Father Ibrahim tells a story that reminds one of Jesus meeting the woman at the well - the parish happens to have a well. People queue for hours but despite this, nothing happens. Just cheery and smiling people waiting their turn. A Muslim approached me and whispered in my ear: ‘This is very strange, there is something great here among you. When I walk around the city, I see people fighting, almost killing each other over a bucket of water. But here it’s different.’ Speaking to everyone about Christ is difficult in the context in which we live. But it is through these small gestures of peace of heartfelt joy, of patience and humility that we manage to say so much to those who thirst for something great. A faith that is communicated not with grandiose speeches but simply by using the method Jesus taught us: ‘Come, follow me’.

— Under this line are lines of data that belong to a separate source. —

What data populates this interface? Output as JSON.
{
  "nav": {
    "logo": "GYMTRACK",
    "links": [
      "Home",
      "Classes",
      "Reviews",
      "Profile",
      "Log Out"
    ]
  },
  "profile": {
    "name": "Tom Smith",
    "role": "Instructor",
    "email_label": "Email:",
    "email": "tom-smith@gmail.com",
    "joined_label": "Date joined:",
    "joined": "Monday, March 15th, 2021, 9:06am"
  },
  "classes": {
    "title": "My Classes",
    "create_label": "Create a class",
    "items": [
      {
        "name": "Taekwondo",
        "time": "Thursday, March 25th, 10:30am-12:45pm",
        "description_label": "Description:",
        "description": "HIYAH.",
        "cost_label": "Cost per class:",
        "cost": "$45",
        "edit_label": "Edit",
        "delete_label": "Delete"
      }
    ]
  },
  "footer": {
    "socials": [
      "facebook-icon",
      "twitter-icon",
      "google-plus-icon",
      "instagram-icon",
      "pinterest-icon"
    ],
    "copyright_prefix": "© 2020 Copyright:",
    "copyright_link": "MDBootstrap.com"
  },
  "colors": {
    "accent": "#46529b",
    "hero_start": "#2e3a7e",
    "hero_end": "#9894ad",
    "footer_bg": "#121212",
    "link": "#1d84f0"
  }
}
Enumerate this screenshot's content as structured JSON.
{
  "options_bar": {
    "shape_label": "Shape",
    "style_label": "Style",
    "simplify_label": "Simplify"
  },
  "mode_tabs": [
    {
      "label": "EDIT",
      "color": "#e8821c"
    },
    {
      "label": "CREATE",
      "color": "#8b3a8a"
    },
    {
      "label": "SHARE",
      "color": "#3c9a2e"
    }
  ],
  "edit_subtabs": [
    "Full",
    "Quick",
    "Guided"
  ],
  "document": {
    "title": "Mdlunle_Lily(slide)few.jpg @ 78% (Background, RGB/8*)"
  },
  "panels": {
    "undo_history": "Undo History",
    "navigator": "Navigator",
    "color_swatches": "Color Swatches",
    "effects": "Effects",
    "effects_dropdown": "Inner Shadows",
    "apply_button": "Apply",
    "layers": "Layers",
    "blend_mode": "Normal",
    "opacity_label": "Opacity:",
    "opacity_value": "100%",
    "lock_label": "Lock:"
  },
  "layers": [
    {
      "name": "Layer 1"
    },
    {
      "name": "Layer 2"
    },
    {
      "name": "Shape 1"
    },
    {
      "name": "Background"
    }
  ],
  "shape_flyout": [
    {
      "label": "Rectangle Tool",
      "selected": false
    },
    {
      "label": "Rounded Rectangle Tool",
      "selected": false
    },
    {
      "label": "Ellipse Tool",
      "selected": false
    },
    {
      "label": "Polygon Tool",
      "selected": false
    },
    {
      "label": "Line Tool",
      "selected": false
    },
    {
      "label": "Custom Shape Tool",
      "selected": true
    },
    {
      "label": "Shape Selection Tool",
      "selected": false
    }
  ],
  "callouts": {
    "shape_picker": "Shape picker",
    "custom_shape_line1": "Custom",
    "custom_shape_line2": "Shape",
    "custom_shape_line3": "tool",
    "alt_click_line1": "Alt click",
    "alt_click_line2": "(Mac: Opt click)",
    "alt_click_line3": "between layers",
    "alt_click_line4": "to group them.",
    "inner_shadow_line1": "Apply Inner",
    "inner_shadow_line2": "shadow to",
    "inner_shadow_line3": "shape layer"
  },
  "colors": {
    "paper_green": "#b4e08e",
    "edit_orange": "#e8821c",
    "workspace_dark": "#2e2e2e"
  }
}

This is the greatest wish of Father Ibrahim: We don’t know when it will all end, but it doesn’t matter when and how it will end. The important thing is to bear witness to Christ, only then will the political and humanitarian solution come. Bearing testimony to the Christian life by loving, forgiving and taking also into consideration the salvation of those who harm us.
Jesus tells us today, My words will not pass away. They live in the hearts of persons such as Father Ibrahim, in the hearts of the leaders of Kiribati, in the hearts of the young girls and the young men in Kiribati, in the hearts of the young girls in the midst of suffering Aleppo who live in the hope that there is something better.
May the words of Jesus live in the heart of each of us.